Reverse Mortgage Facts
A reverse mortgage is a loan for senior homeowners that uses a home’s equity as collateral. The loan amount is a percentage of the property’s value determined by the age of the youngest homeowner, among other factors. The loan is typically not due until the last surviving homeowner moves out of the property or passes away. When that happens, the estate has about 6months to repay the balance or sell the home to pay off the balance. All of the remaining equity is then inherited by the estate. The estate is not personally liable if the home sells for less than the balance of the reverse mortgage.
To be eligible for an FHA insured reverse mortgage, all homeowners must be over the age of 62. The property must either be owned free and clear or have a mortgage balance that is no more than approximately 65% of the home’s value, that must be repaid at the time of closing.
Eligible home types
Most home types are eligible. Mobile homes must be built within the last 30 years, the land must be owned, it must be on a permanent foundation and it must be FHA approved.
Difference between a reverse mortgage and home equity loan
Generally a home equity loan, a second mortgage or a home equity line of credit all have much more strict requirements for income and credit worthiness. A reverse mortgage has credit score and generally no income requirements. Also, instead of making monthly payments, the homeowner will receive payments until the loan becomes due.
The amount that can be borrowed is determined by age, the current interest rate and the appraised value of the property. In general, the older the homeowner, the lower the interest rate. The more valuable the home, the higher the amount will be.
Outliving the reverse mortgage

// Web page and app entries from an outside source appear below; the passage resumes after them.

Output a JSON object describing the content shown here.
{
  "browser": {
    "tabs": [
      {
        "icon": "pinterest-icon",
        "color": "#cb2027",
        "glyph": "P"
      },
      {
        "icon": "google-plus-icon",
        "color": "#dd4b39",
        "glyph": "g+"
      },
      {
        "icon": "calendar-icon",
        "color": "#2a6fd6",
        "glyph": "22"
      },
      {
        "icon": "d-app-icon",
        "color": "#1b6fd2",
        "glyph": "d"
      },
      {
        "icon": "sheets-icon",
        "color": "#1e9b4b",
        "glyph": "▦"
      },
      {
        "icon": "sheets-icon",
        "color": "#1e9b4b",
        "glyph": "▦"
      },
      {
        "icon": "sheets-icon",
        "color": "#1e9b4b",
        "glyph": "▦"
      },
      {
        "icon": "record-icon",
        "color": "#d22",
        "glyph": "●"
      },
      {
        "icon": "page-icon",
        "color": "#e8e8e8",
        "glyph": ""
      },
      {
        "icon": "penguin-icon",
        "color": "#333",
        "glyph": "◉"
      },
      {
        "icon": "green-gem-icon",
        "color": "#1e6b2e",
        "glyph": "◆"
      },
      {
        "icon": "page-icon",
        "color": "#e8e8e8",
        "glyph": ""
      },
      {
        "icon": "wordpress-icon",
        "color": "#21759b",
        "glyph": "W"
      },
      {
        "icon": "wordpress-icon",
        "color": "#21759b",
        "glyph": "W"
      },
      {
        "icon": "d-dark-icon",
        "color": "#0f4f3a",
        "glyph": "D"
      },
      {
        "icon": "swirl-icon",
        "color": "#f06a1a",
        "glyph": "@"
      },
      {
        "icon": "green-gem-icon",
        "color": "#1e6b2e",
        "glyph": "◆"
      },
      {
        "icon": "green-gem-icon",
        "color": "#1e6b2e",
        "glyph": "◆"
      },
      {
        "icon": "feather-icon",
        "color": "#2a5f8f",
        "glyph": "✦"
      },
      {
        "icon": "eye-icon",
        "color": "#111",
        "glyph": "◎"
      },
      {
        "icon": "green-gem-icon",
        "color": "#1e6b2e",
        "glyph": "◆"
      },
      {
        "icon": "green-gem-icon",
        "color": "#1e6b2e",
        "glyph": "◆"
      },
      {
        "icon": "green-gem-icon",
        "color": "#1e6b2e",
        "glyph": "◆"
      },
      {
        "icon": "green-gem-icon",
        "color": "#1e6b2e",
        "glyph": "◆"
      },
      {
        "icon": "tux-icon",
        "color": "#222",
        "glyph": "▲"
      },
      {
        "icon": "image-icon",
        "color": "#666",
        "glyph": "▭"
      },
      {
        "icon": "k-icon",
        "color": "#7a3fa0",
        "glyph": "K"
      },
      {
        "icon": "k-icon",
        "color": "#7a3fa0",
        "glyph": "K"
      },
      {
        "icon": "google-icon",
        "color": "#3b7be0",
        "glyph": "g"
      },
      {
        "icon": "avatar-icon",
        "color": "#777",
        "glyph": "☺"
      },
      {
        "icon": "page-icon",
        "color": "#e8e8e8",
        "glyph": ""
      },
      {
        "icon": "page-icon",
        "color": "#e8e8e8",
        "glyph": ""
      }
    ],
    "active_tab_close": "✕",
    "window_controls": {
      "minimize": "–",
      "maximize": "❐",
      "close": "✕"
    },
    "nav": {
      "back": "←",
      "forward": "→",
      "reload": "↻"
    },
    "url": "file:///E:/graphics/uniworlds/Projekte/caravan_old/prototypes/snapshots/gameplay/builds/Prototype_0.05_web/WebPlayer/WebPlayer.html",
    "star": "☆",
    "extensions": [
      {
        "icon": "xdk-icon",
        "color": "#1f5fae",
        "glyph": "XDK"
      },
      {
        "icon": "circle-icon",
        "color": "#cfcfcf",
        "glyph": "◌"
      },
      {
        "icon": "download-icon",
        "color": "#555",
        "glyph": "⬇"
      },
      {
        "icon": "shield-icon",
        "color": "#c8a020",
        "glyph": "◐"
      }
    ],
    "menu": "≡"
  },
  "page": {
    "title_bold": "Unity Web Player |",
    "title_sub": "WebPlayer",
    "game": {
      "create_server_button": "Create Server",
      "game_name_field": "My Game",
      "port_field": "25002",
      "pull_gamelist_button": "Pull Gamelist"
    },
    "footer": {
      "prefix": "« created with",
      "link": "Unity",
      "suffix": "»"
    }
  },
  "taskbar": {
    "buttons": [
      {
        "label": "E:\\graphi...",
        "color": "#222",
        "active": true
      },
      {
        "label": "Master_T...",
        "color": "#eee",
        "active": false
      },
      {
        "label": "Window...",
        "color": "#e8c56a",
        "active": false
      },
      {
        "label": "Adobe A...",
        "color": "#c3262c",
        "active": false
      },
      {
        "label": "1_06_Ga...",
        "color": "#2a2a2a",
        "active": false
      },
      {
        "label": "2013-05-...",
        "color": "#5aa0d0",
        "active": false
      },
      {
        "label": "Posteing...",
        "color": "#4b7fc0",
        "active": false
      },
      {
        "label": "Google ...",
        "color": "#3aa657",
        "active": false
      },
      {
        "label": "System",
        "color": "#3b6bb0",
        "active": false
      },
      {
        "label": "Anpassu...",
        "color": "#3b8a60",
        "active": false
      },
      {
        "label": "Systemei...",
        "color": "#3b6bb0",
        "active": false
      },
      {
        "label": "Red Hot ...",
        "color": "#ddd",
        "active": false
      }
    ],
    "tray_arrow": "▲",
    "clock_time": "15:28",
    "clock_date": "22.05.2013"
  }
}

A reverse mortgage cannot be outlived, so long as at least one homeowner lives in the home as the primary residence.
In the event of a death or if the home ceases to be the primary residence, the homeowner’s estate can choose to repay the reverse mortgage outright or put the home on the market to repay the reverse mortgage.
If the equity in the home is worth more than the balance of the loan, the remaining equity automatically will go to the heirs. No other assets are affected by a reverse mortgage. If the sale of the home is not enough to pay off the reverse mortgage, the lender can file a claim with the FHA to cover the loss.
The amount that is available depends on three things: age, current interest rate and the value of the home.
Distribution of money from a reverse mortgage
There are a few ways to receive the proceeds and you can mix and match if you wish
- Lump sum: a lump sum of cash at closing
- Tenure: equal monthly payments as long as the homeowner lives in the home
- Term: equal monthly payments for a fixed number of years
- Line of Credit: Draw any amount at any time until it is finished